We envisioned this year’s July issue to be an inaugural attempt at creating a contributor-driven “unconference issue.” And while this month’s issue is a compact one, I think its contents speak to the spirit of an unconference—user-driven conversations and knowledge-sharing that span a wide range of topics, media and scope, engaged with at our own pace.
Welcome to this, our last issue of 2017.
We are featuring makerspaces and making culturally responsive libraries, as well as the final installment in our Canada 150 series, two new columns and thoughts from some of our regular contributors.
Makerspaces have emerged as important new places in our libraries. In response to a recent column from Jennifer Brown in It’s elementary, Michael Russell, of the Newmarket Public Library, ponders whether these spaces are services or resources (and Jennifer responds!).
Jack Leong, former chair of the IFLA Library Services for Multicultural Populations Section, shares his thoughts on the IFLA multicultural manifesto and toolkit—ideas he took to the 2017 IFLA annual conference.
B. Mabel Dunham was OLA’s president in 1920 and had some pointed comments about library work as a profession for women in her presidential address—listen to her Canada 150 interview with local reporter Ernest Fletcher. And follow up one president with another by hearing what 2017 OLA president Leslie Weir has to say about our new strategic plan.
We’re debuting two new limited series columns this month: LGBTQ+, featuring Canadian librarian Amanda Wilk and British librarian John Vincent. And Alana Skwarok and Trish O’Flaherty, both of Carleton University, try to answer the great cosmic question, “The book is better [than the movie] … or is it?”

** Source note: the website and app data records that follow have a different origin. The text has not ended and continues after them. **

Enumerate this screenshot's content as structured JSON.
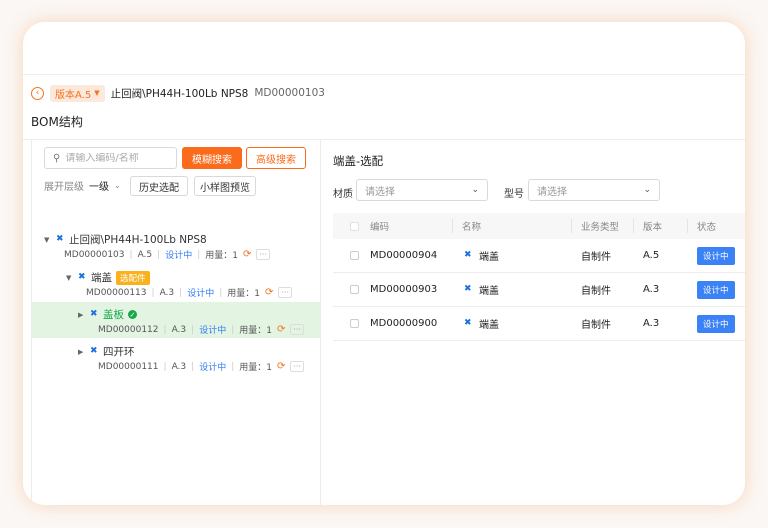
{
  "header": {
    "version_badge": "版本A.5",
    "title": "止回阀\\PH44H-100Lb NPS8",
    "code": "MD00000103"
  },
  "section_title": "BOM结构",
  "left": {
    "search_placeholder": "请输入编码/名称",
    "fuzzy_search": "模糊搜索",
    "advanced_search": "高级搜索",
    "expand_label": "展开层级",
    "expand_value": "一级",
    "history_btn": "历史选配",
    "thumb_btn": "小样图预览",
    "tree": [
      {
        "name": "止回阀\\PH44H-100Lb NPS8",
        "code": "MD00000103",
        "version": "A.5",
        "status": "设计中",
        "usage": "用量：1",
        "tag": "",
        "ok": false
      },
      {
        "name": "端盖",
        "code": "MD00000113",
        "version": "A.3",
        "status": "设计中",
        "usage": "用量：1",
        "tag": "选配件",
        "ok": false
      },
      {
        "name": "盖板",
        "code": "MD00000112",
        "version": "A.3",
        "status": "设计中",
        "usage": "用量：1",
        "tag": "",
        "ok": true
      },
      {
        "name": "四开环",
        "code": "MD00000111",
        "version": "A.3",
        "status": "设计中",
        "usage": "用量：1",
        "tag": "",
        "ok": false
      }
    ]
  },
  "right": {
    "title": "端盖-选配",
    "material_label": "材质",
    "model_label": "型号",
    "select_placeholder": "请选择",
    "columns": [
      "编码",
      "名称",
      "业务类型",
      "版本",
      "状态"
    ],
    "rows": [
      {
        "code": "MD00000904",
        "name": "端盖",
        "type": "自制件",
        "version": "A.5",
        "status": "设计中"
      },
      {
        "code": "MD00000903",
        "name": "端盖",
        "type": "自制件",
        "version": "A.3",
        "status": "设计中"
      },
      {
        "code": "MD00000900",
        "name": "端盖",
        "type": "自制件",
        "version": "A.3",
        "status": "设计中"
      }
    ]
  },
  "colors": {
    "accent": "#fa6b1c",
    "status_blue": "#3b82f6",
    "selected_bg": "#e3f4e3",
    "tag_yellow": "#f9b21e"
  }
}
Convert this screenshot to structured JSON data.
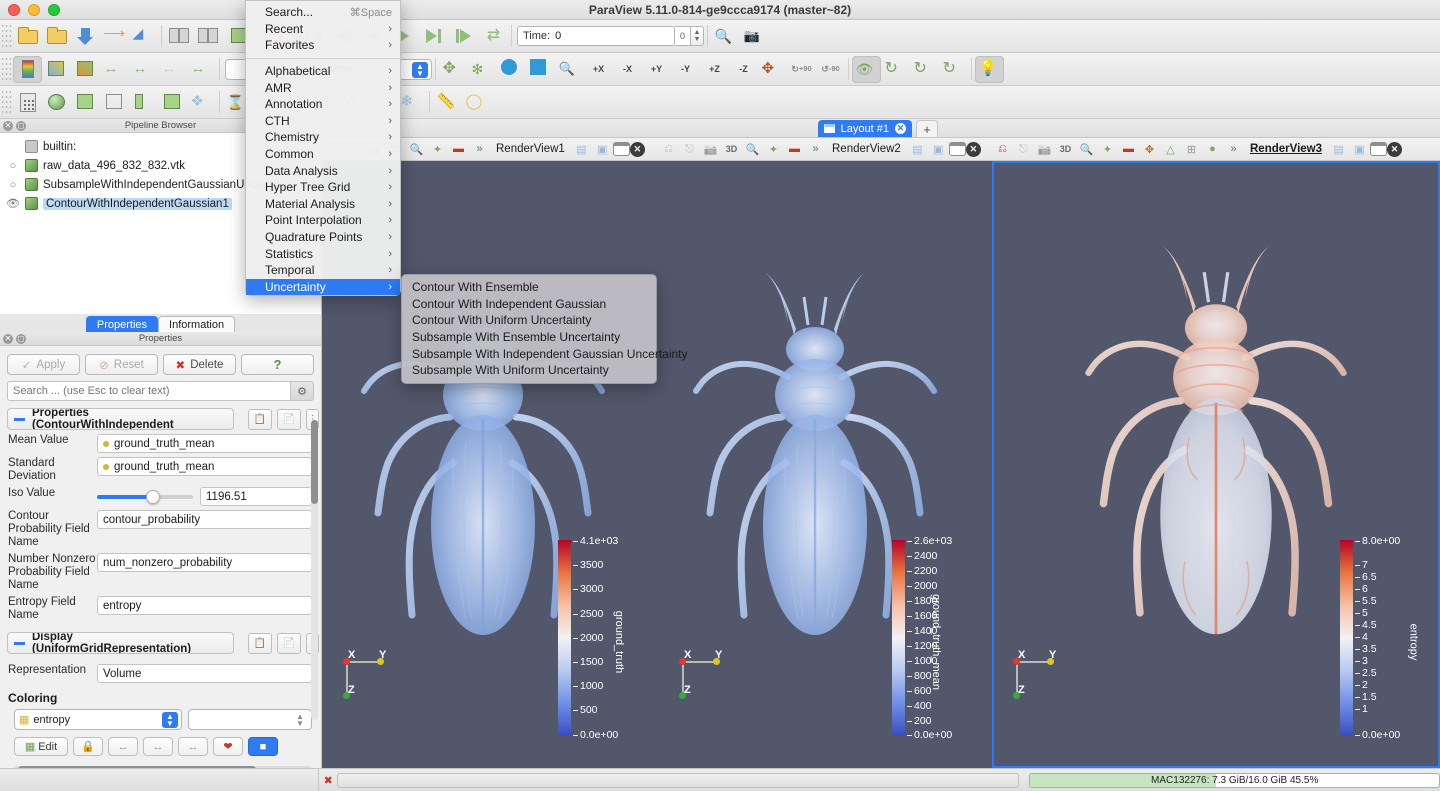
{
  "window": {
    "title": "ParaView 5.11.0-814-ge9ccca9174 (master~82)"
  },
  "toolbar": {
    "time_label": "Time:",
    "time_value": "0",
    "time_index": "0",
    "representation_value": "Volume",
    "rotate_plus_label": "+90",
    "rotate_minus_label": "-90",
    "axis_buttons": [
      "+X",
      "-X",
      "+Y",
      "-Y",
      "+Z",
      "-Z"
    ]
  },
  "menu": {
    "items": [
      {
        "label": "Search...",
        "accel": "⌘Space",
        "submenu": false
      },
      {
        "label": "Recent",
        "submenu": true
      },
      {
        "label": "Favorites",
        "submenu": true
      },
      {
        "separator": true
      },
      {
        "label": "Alphabetical",
        "submenu": true
      },
      {
        "label": "AMR",
        "submenu": true
      },
      {
        "label": "Annotation",
        "submenu": true
      },
      {
        "label": "CTH",
        "submenu": true
      },
      {
        "label": "Chemistry",
        "submenu": true
      },
      {
        "label": "Common",
        "submenu": true
      },
      {
        "label": "Data Analysis",
        "submenu": true
      },
      {
        "label": "Hyper Tree Grid",
        "submenu": true
      },
      {
        "label": "Material Analysis",
        "submenu": true
      },
      {
        "label": "Point Interpolation",
        "submenu": true
      },
      {
        "label": "Quadrature Points",
        "submenu": true
      },
      {
        "label": "Statistics",
        "submenu": true
      },
      {
        "label": "Temporal",
        "submenu": true
      },
      {
        "label": "Uncertainty",
        "submenu": true,
        "selected": true
      }
    ],
    "submenu_items": [
      "Contour With Ensemble",
      "Contour With Independent Gaussian",
      "Contour With Uniform Uncertainty",
      "Subsample With Ensemble Uncertainty",
      "Subsample With Independent Gaussian Uncertainty",
      "Subsample With Uniform Uncertainty"
    ]
  },
  "pipeline": {
    "title": "Pipeline Browser",
    "items": [
      {
        "label": "builtin:",
        "type": "builtin",
        "eye": false,
        "active": false
      },
      {
        "label": "raw_data_496_832_832.vtk",
        "type": "source",
        "eye": "hidden",
        "active": false
      },
      {
        "label": "SubsampleWithIndependentGaussianUncertai",
        "type": "source",
        "eye": "hidden",
        "active": false
      },
      {
        "label": "ContourWithIndependentGaussian1",
        "type": "source",
        "eye": "visible",
        "active": true
      }
    ]
  },
  "tabs": {
    "properties": "Properties",
    "information": "Information"
  },
  "properties": {
    "title": "Properties",
    "apply_label": "Apply",
    "reset_label": "Reset",
    "delete_label": "Delete",
    "help_label": "?",
    "search_placeholder": "Search ... (use Esc to clear text)",
    "search_value": "",
    "section_title": "Properties (ContourWithIndependent",
    "fields": [
      {
        "label": "Mean Value",
        "value": "ground_truth_mean",
        "kind": "array"
      },
      {
        "label": "Standard Deviation",
        "value": "ground_truth_mean",
        "kind": "array"
      },
      {
        "label": "Iso Value",
        "value": "1196.51",
        "kind": "slider"
      },
      {
        "label": "Contour Probability Field Name",
        "value": "contour_probability",
        "kind": "text"
      },
      {
        "label": "Number Nonzero Probability Field Name",
        "value": "num_nonzero_probability",
        "kind": "text"
      },
      {
        "label": "Entropy Field Name",
        "value": "entropy",
        "kind": "text"
      }
    ],
    "display_section_title": "Display (UniformGridRepresentation)",
    "representation_label": "Representation",
    "representation_value": "Volume",
    "coloring_label": "Coloring",
    "coloring_array": "entropy",
    "color_buttons": [
      {
        "label": "Edit",
        "icon": "edit-color-map-icon"
      },
      {
        "label": "",
        "icon": "choose-preset-icon"
      },
      {
        "label": "",
        "icon": "rescale-to-data-range-icon"
      },
      {
        "label": "",
        "icon": "rescale-custom-range-icon"
      },
      {
        "label": "",
        "icon": "rescale-over-time-icon"
      },
      {
        "label": "",
        "icon": "rescale-visible-range-icon"
      },
      {
        "label": "",
        "icon": "toggle-color-legend-icon"
      }
    ]
  },
  "layout": {
    "tab_label": "Layout #1",
    "add_label": "+"
  },
  "views": [
    {
      "name": "RenderView1",
      "active": false,
      "beetle_color": "blue",
      "legend": {
        "title": "ground_truth",
        "max_label": "4.1e+03",
        "min_label": "0.0e+00",
        "ticks": [
          "4.1e+03",
          "3500",
          "3000",
          "2500",
          "2000",
          "1500",
          "1000",
          "500",
          "0.0e+00"
        ],
        "range": [
          0,
          4100
        ]
      }
    },
    {
      "name": "RenderView2",
      "active": false,
      "beetle_color": "blue",
      "legend": {
        "title": "ground_truth_mean",
        "max_label": "2.6e+03",
        "min_label": "0.0e+00",
        "ticks": [
          "2.6e+03",
          "2400",
          "2200",
          "2000",
          "1800",
          "1600",
          "1400",
          "1200",
          "1000",
          "800",
          "600",
          "400",
          "200",
          "0.0e+00"
        ],
        "range": [
          0,
          2600
        ]
      }
    },
    {
      "name": "RenderView3",
      "active": true,
      "beetle_color": "red",
      "legend": {
        "title": "entropy",
        "max_label": "8.0e+00",
        "min_label": "0.0e+00",
        "ticks": [
          "8.0e+00",
          "7",
          "6.5",
          "6",
          "5.5",
          "5",
          "4.5",
          "4",
          "3.5",
          "3",
          "2.5",
          "2",
          "1.5",
          "1",
          "0.0e+00"
        ],
        "range": [
          0,
          8
        ]
      }
    }
  ],
  "axes": {
    "x": "X",
    "y": "Y",
    "z": "Z"
  },
  "status": {
    "memory_text": "MAC132276: 7.3 GiB/16.0 GiB 45.5%",
    "memory_percent": 45.5
  },
  "colors": {
    "accent": "#2f7bf6",
    "viewport_bg": "#52576b",
    "status_green": "#c6e6c0"
  }
}
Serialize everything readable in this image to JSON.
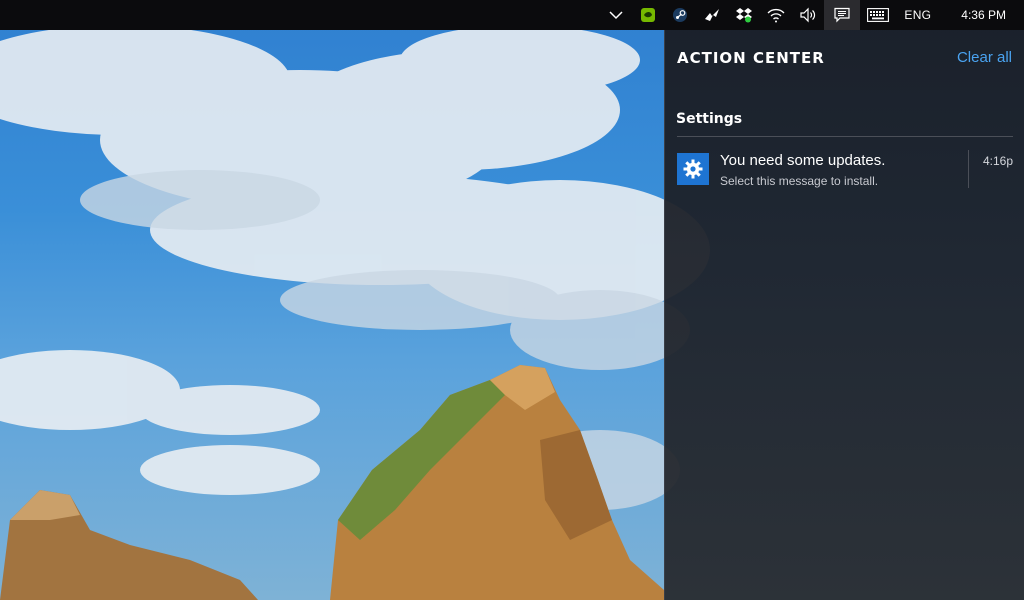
{
  "colors": {
    "taskbar": "#0b0b0d",
    "accent_link": "#4aa3f0",
    "notification_icon_bg": "#1e74d2",
    "panel_bg": "#1c2028"
  },
  "taskbar": {
    "tray_icons": [
      {
        "name": "chevron-up-icon"
      },
      {
        "name": "nvidia-icon"
      },
      {
        "name": "steam-icon"
      },
      {
        "name": "bird-app-icon"
      },
      {
        "name": "dropbox-icon"
      },
      {
        "name": "network-icon"
      },
      {
        "name": "volume-icon"
      },
      {
        "name": "action-center-icon"
      },
      {
        "name": "keyboard-icon"
      }
    ],
    "language": "ENG",
    "clock": "4:36 PM"
  },
  "action_center": {
    "title": "ACTION CENTER",
    "clear_all": "Clear all",
    "groups": [
      {
        "label": "Settings",
        "notifications": [
          {
            "icon": "gear-icon",
            "title": "You need some updates.",
            "subtitle": "Select this message to install.",
            "time": "4:16p"
          }
        ]
      }
    ]
  }
}
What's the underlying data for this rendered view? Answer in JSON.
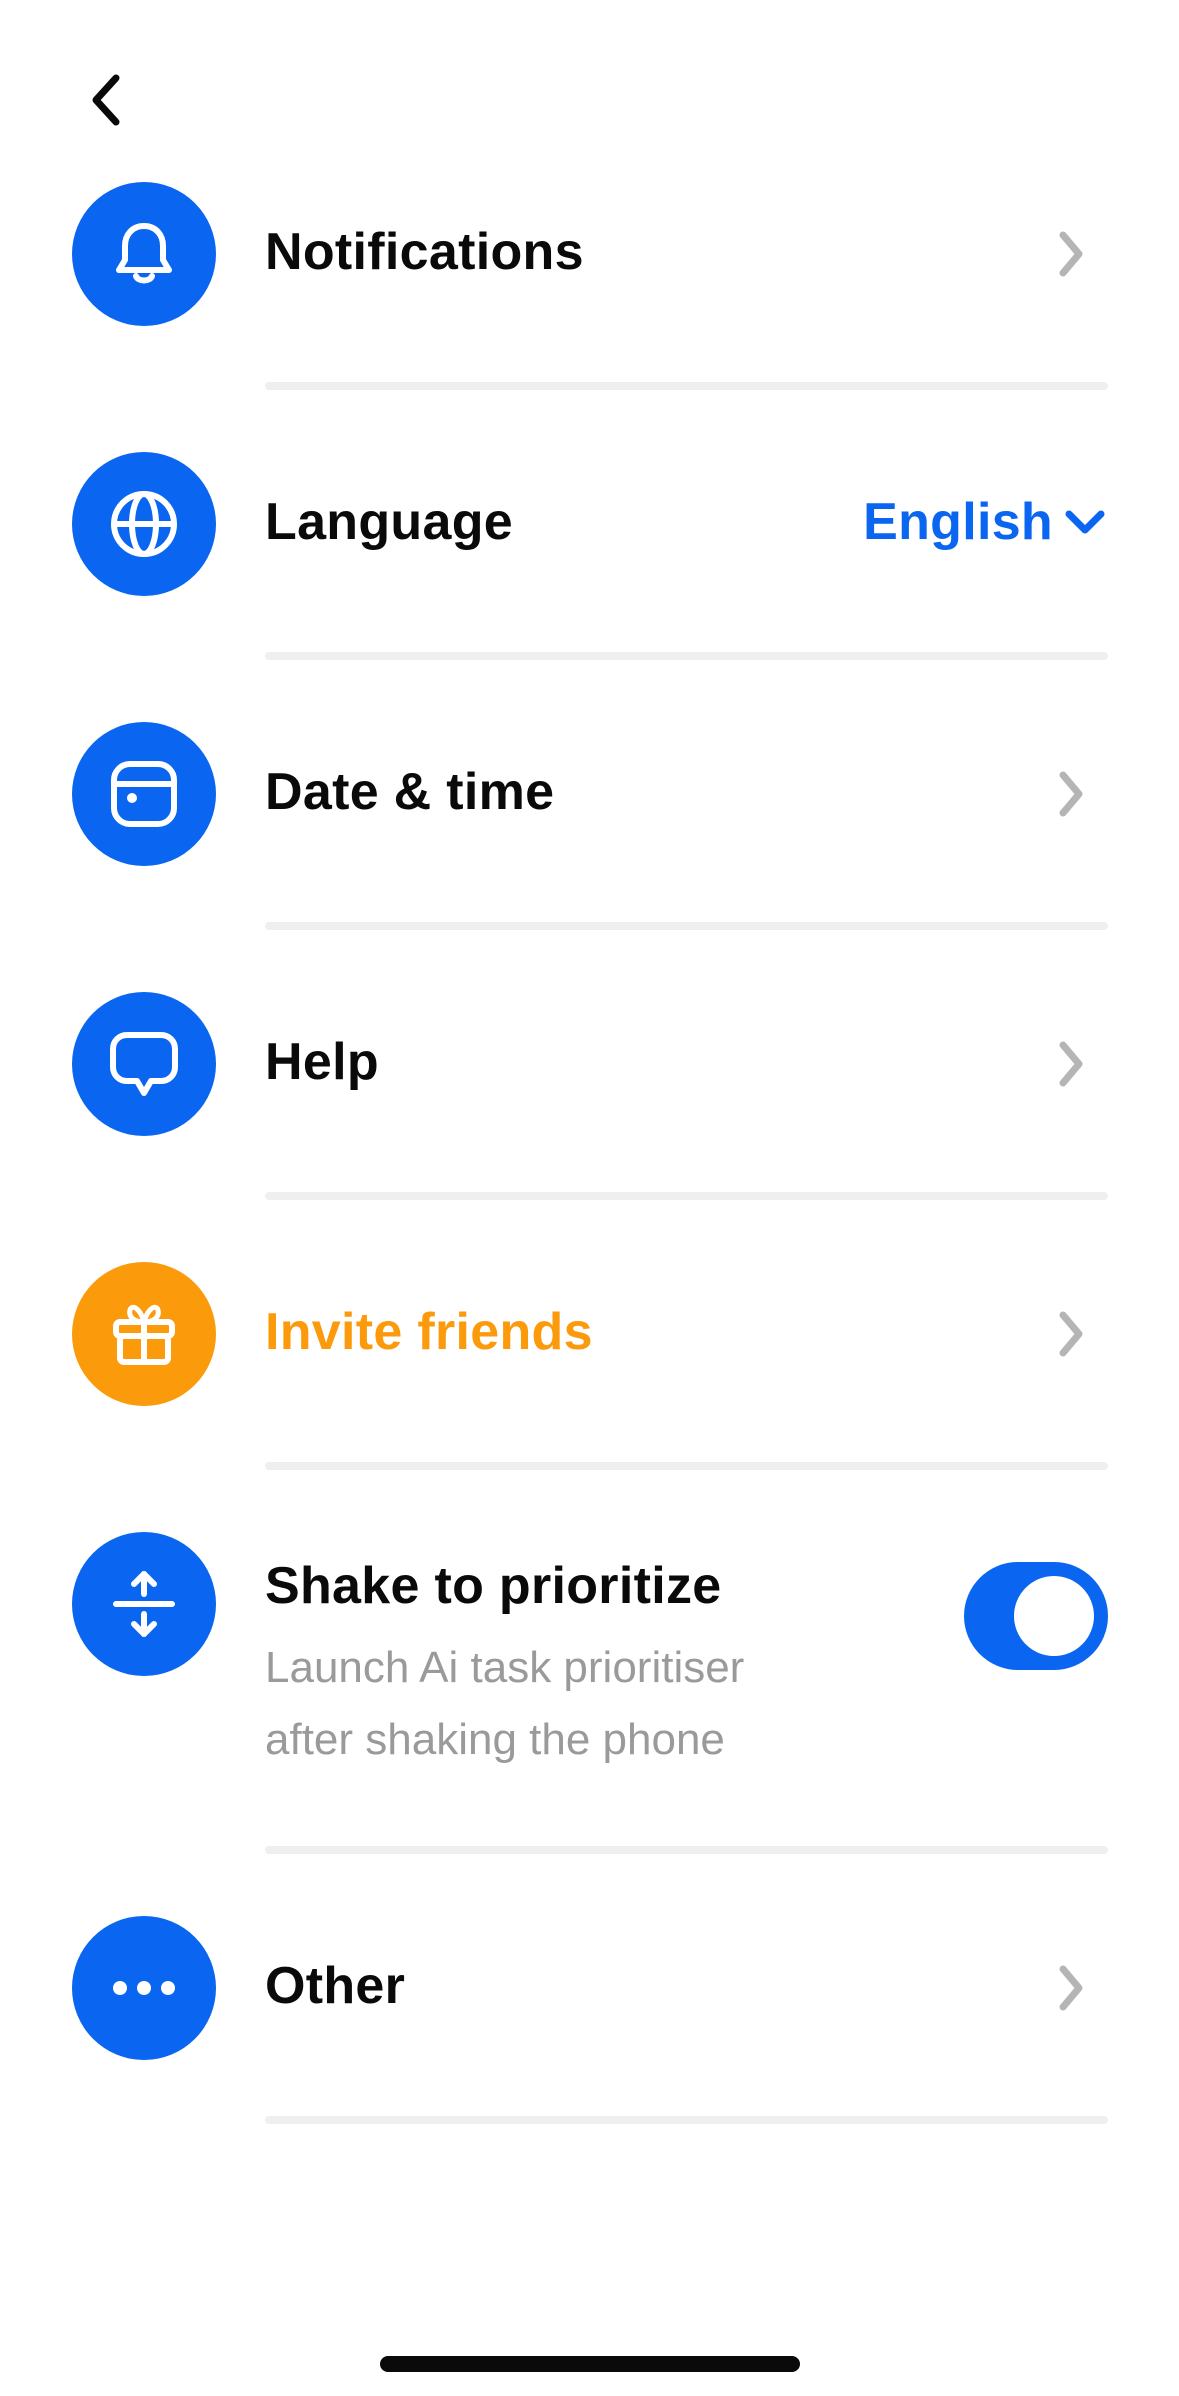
{
  "colors": {
    "accent_blue": "#0a66f0",
    "accent_orange": "#fb9a0a",
    "divider": "#efefef",
    "chevron": "#b5b5b5",
    "subtext": "#9a9a9a"
  },
  "header": {
    "back_icon": "chevron-left-icon"
  },
  "settings": {
    "notifications": {
      "label": "Notifications",
      "icon": "bell-icon"
    },
    "language": {
      "label": "Language",
      "icon": "globe-icon",
      "value": "English",
      "value_icon": "chevron-down-icon"
    },
    "date_time": {
      "label": "Date & time",
      "icon": "calendar-icon"
    },
    "help": {
      "label": "Help",
      "icon": "chat-bubble-icon"
    },
    "invite": {
      "label": "Invite friends",
      "icon": "gift-icon"
    },
    "shake": {
      "label": "Shake to prioritize",
      "icon": "shake-arrows-icon",
      "description_line1": "Launch Ai task prioritiser",
      "description_line2": "after shaking the phone",
      "toggle_on": true
    },
    "other": {
      "label": "Other",
      "icon": "more-dots-icon"
    }
  }
}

Finally, we’re joined by regular Open for all? columnist John Pateman, who explores the impact of the Russian revolution on librarianship, and Dawna Wark on behalf of the Readers’ Advisory group who talks about the successful ramping up RA skills through targeted training at the Hamilton Public Library.
We’ve had fun putting this issue together—as always, let us know what you think of Open Shelf and we wish you the very best of times in 2018.